None of this has been meant to discourage you from using your talents in this world; that was not the intent at all. Rather, I simply wanted to emphasize the nature of a true talent. A talent always requires an investment.
But by all means, make that investment!
The Bible is very clear on this. That's what the whole parable of the talents is about. It's about the sinfulness of not investing in God's creation the things that you've been entrusted with. The only guy who got in trouble was the one who put his talents in the ground, buried them, and recovered them later with nothing to show for it except the exact measure he'd been given. He hadn't done anything at all. That was the offense.
And the tragedy.
But this doesn't mean that all talents should be invested in the same way, or in the same place. There are some talents that are going to produce 10-fold because we put them in high-stakes markets. We put them in places where there's a huge risk that they could fail, and when we do this, this is the place where we reap great rewards. It's the person who has to work at it, who has to put in the time and the effort to make a talent fruitful, but who then rises to the top and becomes a voice for something greater of God.
There are some talents that are going to produce 5-fold because we put them in medium-stakes markets. We put them in places where there's a mild risk that they could fail, and when we do this, this is the place where we reap steady rewards. It's the person who works at it, who puts in the time and the effort, but maybe doesn't rise all the way to the top. Or maybe has a talent that's kind of obscure, that's not necessarily obvious to others who might be looking on, or maybe isn't such high-value in our world. Still, there are good rewards, and the effort is worth it.
The real lesson, though, comes from the last man, the man who buried his talents in the dirt. Clearly, we are not meant to bury our talents, but see what the master says to him. You could have at least put the money in the bank, and then you would have gotten at least the interest that the bank is paying right now.
Think about this for a second. When you put your money in a market, the market has access to that money. It gets to play with it. It gets to tangle with its worth. It gets to decide what you get back out of it. When you put your money in a bank, there's no such interplay. No one else gets to touch your money; it's just for you.
Sometimes, that's the investment we make. Sometimes, that's the best investment we can make. Your talent doesn't have to go into the market to be valuable. You can put it in the bank and make it a resource for yourself. And still be doing honor to the talent that God has given you.
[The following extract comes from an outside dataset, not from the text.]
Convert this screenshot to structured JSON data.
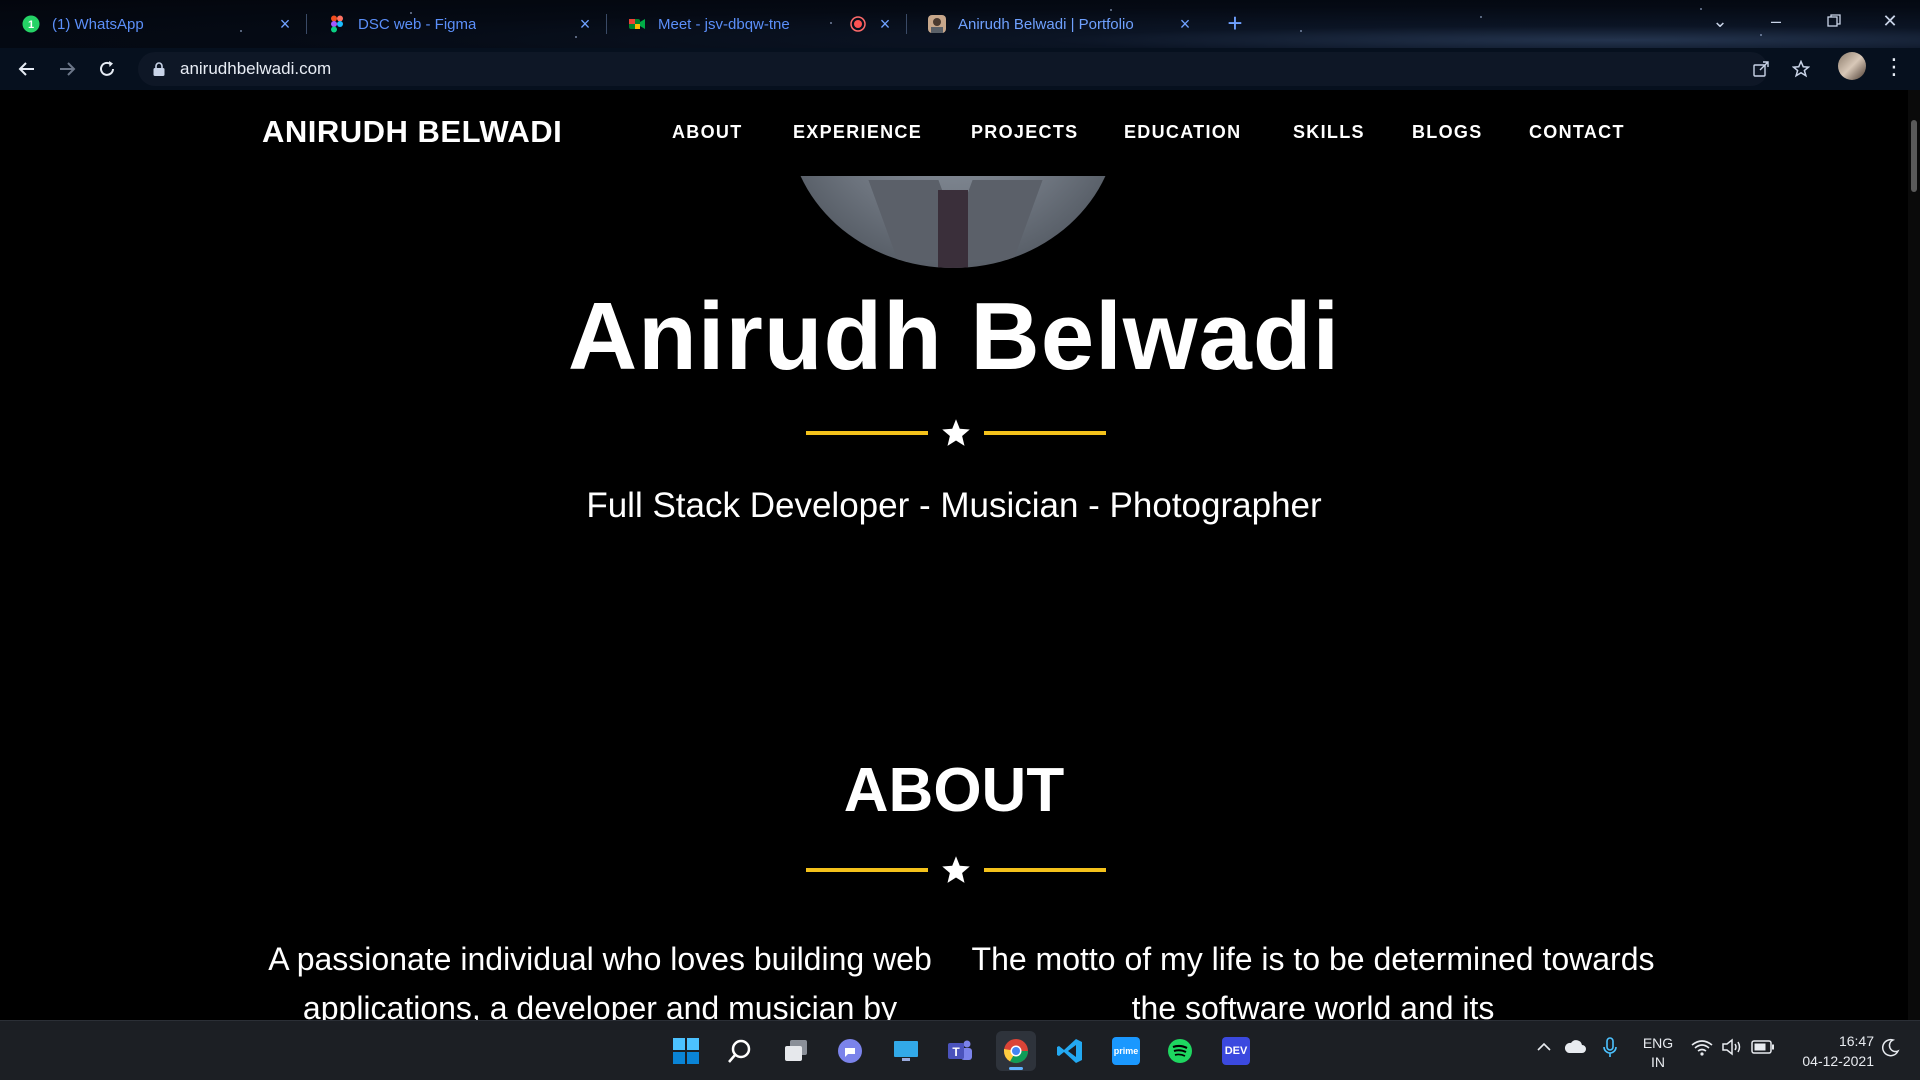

A few years ago, my worship minister (and others) kept asking why I wouldn't join the praise band, why I wouldn't offer my talents as a musician to the ministry of worship. The answer, for me, is that this is one talent that I've put in the bank. What I mean is this: I pour myself out in ministry. I give all of the gift that God has given me to give. I do what God has called me to do. And then, when I come home empty at the end of a day, music is one of the ways that God fills me up again. It's a talent that isn't in the market; it's just in my bank. It's for my own personal use. If I take that talent and start playing a high-stakes game with it, if I put that investment elsewhere, then it may not be in my account when I need to make a withdraw. If I have to make the investment to make my music "good" or to make it "worthy" of being a part of the ministry of music, then it is one more way that I'm pouring myself out. It's one more thing I'm giving away. And you just can't give away everything you've got. You weren't supposed to.
Some things were meant just for you. Some things, you just have to keep in the bank.
But keep them in the bank. Because that's where you can use them. That's where you can make those withdraws. That's where you keep the interest growing, where you keep something steady coming into your talent.
So figure out what the market is for your talent. There is one. For some, it's going to be a high-stakes game, a very public investment with a measurable risk for success or failure. For some, it's going to be a quiet investment, a personal account for private use. For others, it's somewhere in the middle. But it's never in the dirt. It's never a hole in the ground. It's never in a place where you had to dig it up, dust it off, and clean it up before you can use it. On this, the Bible is quite clear.